This time around we take a Journey To The Centre Of The Earth; discover a Resurrection Of Evil; Cage Dive gives a new meaning to going ‘down under’; Belle Du Jour is the order of the day; A Kind Of Murder is suspect in more ways than one; Channel Zero is worth viewing and Baby Driver doesn’t spin its wheels.
Blu-ray Review: Journey To The Centre Of The Earth
This 1959 adaptation ofJules Verne’s Journey to the Center of the Earth is an exceptional adventure for the whole family. Henry Levin directs with verve, creating a sense of wonder as James Mason leads his crew deeper and deeper into the earth’s core. The Cinemascope visuals are stunning (this is a 4K remaster), while Bernard Herrmann‘s score is next level great – listen-out for the cue that inspired Danny Elfman’s Batman score.
They don’t make them like this anymore.
This Eureka release comes with a Kim Newman interview, a featurette on the film’s restoration, a commentary from Diane Baker and Film Historians Steven C. Smith and Nick Redman, a trailer and a booklet.
DVD Review: Resurrection of Evil
Resurrection of Evil is a well made horror that really hits the spot. Unlike a lot of genre movies, care and attention has gone into the set design and look of the film. Julie Benz stars as a recovering addict who discovers that her apartment building has quite a sinister secret lurking within its walls. Andrew C. Erin’s film was inspired by the true-life horror of serial killer of Daniel H. Turnham (read The Devil in the White City by Erik Larson for more info) and he manages to score some mood and serious gore.
DVD Review: Cage Dive
Your first thought will be ‘not another found footage movie’, but stick with Cage Dive and you’ll be pleasantly surprised. A group of friend go for a shark diving experience in Australia, but a freak wave leaves them in the water with some hungry sharks.

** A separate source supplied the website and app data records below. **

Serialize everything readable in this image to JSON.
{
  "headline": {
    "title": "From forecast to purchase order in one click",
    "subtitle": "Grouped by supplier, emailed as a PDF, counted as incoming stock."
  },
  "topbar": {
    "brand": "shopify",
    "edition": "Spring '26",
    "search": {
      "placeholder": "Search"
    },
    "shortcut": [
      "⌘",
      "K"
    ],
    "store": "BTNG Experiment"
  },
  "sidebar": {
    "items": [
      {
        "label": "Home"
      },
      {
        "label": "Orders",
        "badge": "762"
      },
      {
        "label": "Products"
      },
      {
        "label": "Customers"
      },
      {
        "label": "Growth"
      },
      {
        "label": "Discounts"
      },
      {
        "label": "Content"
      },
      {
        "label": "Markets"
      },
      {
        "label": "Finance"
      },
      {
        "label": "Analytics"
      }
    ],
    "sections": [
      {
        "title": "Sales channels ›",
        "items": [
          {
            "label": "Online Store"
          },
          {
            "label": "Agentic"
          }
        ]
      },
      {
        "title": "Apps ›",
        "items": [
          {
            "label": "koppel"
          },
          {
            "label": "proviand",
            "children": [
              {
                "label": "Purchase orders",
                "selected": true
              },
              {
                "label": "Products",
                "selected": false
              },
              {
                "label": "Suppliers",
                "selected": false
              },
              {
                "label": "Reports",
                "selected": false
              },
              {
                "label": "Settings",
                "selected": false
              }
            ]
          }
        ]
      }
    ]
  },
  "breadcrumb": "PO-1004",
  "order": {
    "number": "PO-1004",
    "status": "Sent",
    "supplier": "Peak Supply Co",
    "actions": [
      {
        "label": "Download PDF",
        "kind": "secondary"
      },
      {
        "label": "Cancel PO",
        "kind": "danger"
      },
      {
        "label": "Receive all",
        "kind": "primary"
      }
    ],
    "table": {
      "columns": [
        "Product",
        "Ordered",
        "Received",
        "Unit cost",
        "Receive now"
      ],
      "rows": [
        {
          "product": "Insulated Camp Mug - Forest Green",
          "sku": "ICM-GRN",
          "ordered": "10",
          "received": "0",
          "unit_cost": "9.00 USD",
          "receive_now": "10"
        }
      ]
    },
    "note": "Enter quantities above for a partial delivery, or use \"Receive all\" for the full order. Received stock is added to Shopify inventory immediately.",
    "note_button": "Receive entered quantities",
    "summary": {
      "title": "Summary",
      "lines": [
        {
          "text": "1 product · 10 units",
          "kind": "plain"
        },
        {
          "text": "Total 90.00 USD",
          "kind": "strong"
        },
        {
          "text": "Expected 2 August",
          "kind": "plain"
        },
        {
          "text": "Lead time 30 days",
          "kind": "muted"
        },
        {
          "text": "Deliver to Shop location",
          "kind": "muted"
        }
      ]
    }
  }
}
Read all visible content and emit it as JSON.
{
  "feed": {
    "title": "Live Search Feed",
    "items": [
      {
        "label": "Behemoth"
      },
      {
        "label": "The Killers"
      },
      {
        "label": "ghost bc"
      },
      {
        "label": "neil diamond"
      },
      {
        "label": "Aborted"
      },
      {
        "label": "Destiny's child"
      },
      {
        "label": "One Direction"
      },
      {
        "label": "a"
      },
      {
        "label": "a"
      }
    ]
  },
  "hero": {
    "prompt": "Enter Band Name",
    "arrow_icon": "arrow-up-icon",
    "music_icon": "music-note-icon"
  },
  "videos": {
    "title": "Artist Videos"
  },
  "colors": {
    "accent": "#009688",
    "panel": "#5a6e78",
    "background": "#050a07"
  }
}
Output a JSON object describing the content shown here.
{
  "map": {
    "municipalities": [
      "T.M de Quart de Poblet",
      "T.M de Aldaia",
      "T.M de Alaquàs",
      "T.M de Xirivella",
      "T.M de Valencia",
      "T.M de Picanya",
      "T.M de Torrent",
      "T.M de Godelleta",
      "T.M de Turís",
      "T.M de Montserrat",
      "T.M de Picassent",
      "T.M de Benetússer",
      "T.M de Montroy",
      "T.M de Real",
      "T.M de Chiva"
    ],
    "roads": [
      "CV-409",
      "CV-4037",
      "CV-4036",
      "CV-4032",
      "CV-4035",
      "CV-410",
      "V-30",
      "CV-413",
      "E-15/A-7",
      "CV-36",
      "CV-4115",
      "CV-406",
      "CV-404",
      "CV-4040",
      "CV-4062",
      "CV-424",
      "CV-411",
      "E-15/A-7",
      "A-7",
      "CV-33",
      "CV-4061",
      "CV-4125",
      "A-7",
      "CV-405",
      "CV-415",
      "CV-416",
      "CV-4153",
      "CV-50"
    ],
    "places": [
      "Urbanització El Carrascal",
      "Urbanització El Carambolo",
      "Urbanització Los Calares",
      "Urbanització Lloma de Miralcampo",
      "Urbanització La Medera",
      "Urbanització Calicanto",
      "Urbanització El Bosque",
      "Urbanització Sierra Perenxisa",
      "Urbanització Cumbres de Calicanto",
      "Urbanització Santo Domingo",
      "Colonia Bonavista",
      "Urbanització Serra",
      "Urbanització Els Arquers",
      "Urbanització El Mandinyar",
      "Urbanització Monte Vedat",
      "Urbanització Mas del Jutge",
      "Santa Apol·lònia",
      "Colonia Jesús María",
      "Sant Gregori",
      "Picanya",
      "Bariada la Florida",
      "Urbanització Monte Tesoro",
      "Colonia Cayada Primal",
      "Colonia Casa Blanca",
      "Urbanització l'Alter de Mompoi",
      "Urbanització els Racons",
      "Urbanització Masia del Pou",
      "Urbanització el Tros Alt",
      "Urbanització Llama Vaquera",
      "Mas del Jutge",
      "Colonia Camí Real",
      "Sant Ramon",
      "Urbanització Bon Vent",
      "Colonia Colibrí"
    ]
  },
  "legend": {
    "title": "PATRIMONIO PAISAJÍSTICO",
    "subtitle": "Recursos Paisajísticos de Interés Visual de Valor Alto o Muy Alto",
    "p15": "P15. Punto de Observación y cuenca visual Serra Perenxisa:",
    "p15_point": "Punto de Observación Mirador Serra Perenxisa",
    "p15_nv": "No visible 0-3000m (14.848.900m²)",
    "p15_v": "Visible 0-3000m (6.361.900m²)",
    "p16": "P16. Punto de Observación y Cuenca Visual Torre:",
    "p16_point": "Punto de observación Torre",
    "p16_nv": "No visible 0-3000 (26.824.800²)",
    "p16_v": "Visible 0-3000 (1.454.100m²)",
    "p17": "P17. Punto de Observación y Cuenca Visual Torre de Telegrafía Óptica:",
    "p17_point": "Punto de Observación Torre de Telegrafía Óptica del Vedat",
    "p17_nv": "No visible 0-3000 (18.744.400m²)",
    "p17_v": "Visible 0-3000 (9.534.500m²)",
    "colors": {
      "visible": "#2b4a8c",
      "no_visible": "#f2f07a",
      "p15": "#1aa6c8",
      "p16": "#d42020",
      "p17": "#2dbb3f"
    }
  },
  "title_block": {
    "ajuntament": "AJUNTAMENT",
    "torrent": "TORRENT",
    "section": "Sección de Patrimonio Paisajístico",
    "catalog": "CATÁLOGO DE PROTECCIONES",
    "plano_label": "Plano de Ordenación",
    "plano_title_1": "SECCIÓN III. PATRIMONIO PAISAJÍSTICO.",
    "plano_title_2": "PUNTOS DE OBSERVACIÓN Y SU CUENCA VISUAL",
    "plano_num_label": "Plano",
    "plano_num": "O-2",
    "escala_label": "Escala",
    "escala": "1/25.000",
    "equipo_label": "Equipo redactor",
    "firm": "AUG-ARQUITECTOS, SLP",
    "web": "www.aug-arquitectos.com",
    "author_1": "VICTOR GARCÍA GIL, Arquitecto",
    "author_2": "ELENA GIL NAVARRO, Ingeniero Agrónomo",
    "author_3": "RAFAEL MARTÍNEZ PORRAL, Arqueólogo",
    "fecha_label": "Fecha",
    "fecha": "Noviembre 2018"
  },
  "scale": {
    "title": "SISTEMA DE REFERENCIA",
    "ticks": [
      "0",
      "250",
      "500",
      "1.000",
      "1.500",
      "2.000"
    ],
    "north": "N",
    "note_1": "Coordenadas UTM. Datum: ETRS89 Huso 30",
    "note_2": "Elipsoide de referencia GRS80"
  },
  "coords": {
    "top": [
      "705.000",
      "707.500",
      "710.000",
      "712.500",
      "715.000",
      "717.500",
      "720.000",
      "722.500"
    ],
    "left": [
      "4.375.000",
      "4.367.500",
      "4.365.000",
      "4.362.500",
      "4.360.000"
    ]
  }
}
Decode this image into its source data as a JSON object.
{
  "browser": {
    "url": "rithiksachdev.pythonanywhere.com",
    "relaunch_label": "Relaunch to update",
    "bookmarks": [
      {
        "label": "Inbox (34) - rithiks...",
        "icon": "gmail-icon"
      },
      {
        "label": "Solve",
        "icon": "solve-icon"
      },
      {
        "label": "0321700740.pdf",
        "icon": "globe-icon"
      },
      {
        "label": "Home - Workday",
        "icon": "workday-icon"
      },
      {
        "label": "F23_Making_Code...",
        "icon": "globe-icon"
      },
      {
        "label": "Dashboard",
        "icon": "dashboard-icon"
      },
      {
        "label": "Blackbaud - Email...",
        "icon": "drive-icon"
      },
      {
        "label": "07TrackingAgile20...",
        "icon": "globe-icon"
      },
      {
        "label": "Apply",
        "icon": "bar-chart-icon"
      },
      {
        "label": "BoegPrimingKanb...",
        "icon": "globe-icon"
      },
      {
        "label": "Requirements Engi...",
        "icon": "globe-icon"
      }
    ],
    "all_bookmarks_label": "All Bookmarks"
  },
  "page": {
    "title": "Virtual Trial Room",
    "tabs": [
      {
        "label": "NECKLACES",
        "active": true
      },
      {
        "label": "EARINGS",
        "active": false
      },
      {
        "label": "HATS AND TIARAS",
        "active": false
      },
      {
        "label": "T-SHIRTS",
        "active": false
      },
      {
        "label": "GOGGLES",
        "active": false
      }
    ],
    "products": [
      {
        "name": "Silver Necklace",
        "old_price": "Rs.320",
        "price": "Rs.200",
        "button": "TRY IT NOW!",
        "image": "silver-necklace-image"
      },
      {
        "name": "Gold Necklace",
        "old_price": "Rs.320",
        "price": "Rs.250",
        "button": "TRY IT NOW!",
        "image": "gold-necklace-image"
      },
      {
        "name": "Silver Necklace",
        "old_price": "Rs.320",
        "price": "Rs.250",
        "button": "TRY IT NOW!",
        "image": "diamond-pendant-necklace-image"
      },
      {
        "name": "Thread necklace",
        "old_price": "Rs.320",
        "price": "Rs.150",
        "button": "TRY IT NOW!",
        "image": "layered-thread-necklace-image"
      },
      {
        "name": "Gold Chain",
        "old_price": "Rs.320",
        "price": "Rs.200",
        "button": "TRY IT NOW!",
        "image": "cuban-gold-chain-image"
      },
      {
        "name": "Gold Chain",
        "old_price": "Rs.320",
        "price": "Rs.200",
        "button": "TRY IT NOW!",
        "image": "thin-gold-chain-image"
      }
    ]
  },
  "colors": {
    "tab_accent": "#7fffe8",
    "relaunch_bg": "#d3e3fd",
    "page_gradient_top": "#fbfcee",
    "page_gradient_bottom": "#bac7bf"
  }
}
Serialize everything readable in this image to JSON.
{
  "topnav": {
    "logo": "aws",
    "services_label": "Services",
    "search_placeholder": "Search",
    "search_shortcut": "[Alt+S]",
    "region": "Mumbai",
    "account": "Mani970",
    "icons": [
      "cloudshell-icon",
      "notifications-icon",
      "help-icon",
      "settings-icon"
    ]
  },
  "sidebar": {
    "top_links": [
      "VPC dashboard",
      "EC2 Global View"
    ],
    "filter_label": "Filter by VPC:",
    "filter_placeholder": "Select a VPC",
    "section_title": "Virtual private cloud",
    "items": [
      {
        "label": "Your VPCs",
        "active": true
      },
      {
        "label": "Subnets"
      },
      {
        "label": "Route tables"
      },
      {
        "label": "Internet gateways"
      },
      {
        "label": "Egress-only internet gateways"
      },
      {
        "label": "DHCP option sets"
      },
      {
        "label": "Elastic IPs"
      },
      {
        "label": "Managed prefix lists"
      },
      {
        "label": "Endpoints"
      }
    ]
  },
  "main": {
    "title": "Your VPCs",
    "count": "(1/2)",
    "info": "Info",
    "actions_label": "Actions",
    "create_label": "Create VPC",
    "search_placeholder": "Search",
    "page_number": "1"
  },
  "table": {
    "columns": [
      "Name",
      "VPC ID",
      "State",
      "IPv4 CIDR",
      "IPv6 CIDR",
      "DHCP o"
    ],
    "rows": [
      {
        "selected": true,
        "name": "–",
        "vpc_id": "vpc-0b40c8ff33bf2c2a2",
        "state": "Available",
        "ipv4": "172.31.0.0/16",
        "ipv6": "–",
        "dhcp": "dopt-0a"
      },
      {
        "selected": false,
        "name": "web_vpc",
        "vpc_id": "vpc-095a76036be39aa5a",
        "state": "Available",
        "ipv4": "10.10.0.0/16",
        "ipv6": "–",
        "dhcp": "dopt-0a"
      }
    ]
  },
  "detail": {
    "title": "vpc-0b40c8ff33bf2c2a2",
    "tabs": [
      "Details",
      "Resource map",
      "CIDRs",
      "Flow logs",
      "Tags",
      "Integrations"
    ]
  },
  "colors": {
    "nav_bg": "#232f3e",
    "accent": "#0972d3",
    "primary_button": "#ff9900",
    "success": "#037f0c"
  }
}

Gerald Rascionato’s film may have a lot of the genre tropes. but he manages to deliver characterisation and keep the tension levels high. Having said all that, this would be better if it was shot as a traditional film.
You get a solid making-of documentary and a few deleted scenes.
Blu-ray Review: Belle Du Jour
Belle Du Jour is probably Luis Buñuel most famous film. This 1967 drama sees Catherine Deneuve play a bored housewife who decides to pass her afternoons by working in a brothel. Sounds saucy, but Luis Buñuel’s surrealist stylings means that there’s much more to this than meets the eye. This is a classy piece of abstract cinema and it offers up an off-kilter look at marriage in France. Deneuve is excellent, and she brings across a naiveté and world-weariness which gives her character a lot of complexity.
Released at the height of the French New Wave in the 1960s, Belle Du Jour helped cement Luis Buñuel ‘s reputation as an iconic filmmaker, while it also made Deneuve an international star.
This 50th anniversary release of Belle Du Jour is jammed with extras including interviews, commentaries and documentaries. Worth owning.
A Kind Of Murder
Based on the Patricia Highsmith novel The Blunderer, A Kind Of Murder is a handsome but uninspired thriller from director Andy Goddard. A strong cast made-up of Patrick Wilson, Jessica Biel, Vincent Kartheiser, Haley Bennett, and Eddie Marsan can’t generate the right amount of energy to try and kick-start the inert script.
Wilson plays an amateur writer accused of murdering his wife – did he do it, or did he get too close to a real wife-killer? You won’t reply care as this ticks down towards a lacklustre finale. The main problem might be the casting of Vincent Kartheiser as a tough, rule-breaking cop. There’s no way that Mad Men‘s Pete Campbell could intimidate anyone. The production design is nice though.
A Stephen King-ish horror series filled with bleak atmosphere and chilly expectation, Candle Cove sees a man return to the town where he grew up. His brother mysteriously disappeared years before and strange things once again start to happen.
There’s a lot to enjoy in this well produced show, which keeps the creeps rolling throughout its self-contained six-episode run. This is worth checking out.
Edgar Wright‘s Baby Driver is an energetic action-comedy cum musical. Wright directs with precision and verve, keeping the music and visuals intertwined in a wild dance. Ansel Elgort is the wheelman who likes to groove to the tunes as he spins his tyres. The supporting cast is great, with Man Men‘s Jon Hamm getting to shine as a banker turned gun totting bank robber. It’s a shame the tunes are a tad cliched and that the finale lacks originality. And don’t get me started on a man being called Baby.
Baby Driver comes packed with everything you’d ever want. Wright lets you take a peek behind every aspect of production in this exceptional package. You’ll think you’ve made the film yourself by the time you’re done!